  • Chequing and savings accounts
  • Registered Retirement Savings Plan (RRSP)
  • Tax-free savings account created for investments
  • Mutual funds, stock bonds
  • Selling of assets
  • Gifts from immediate family members
  • Secondary Financing and Loans

You need to increase your down payment to 20% to avoid CMHC fees. Secondary financing and loans present a good option. You may have personal loans or loans on your credit card to make your down payment as much as possible and cross the 20% thresh hold to void CMHC fees. However, factored the total cost and check with your lender if it allows secondary financing.

  • Go for Private Lenders

Between 1% and 2% of all Canadian mortgage lending belongs to private lenders. They don’t require you to buy mortgage insurance and pay CMHC fees. However, such a line of credit has its own merits and demerits. The interest rate will be much higher. You need to evaluate it carefully before applying to a private lender.

  • Look for Alternative Mortgage Insurance

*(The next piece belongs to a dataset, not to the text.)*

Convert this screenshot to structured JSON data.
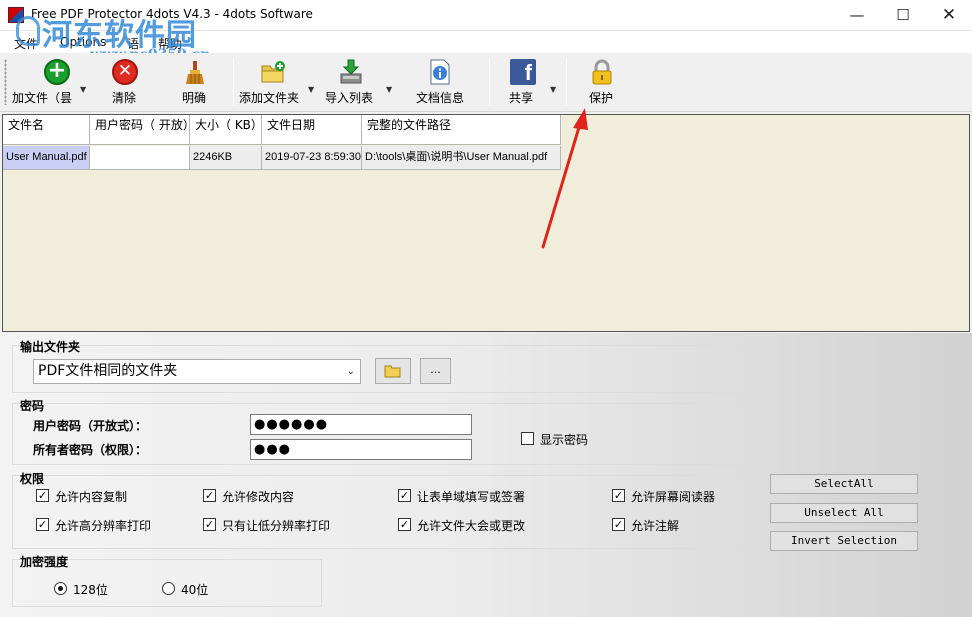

You may buy mortgage insurance from Genworth and Canada Guaranty to avoid CMHC fees. Being private insurers, these are more flexible to offer customized solutions. Also, they don’t push for higher insurance premiums in case of down payment money collected from non-traditional sources, which the CMHC does. While the CMHC is going to enforce stringent provisions, including higher credit score and lower debt to income ratio, starting from July 1, 2020, Genworth has already assured of not following the same.

Are you still in doubt if it is right to avoid CMHC fees? It entails costs as well as benefits. If you want a home quickly or afford to pay the premium, you can go for it. But if a little effort can save you from paying an additional 50% to 70% of your down payment, it is worth the effort.

Get in touch with me to explore your options and know what is best considering your specific condition.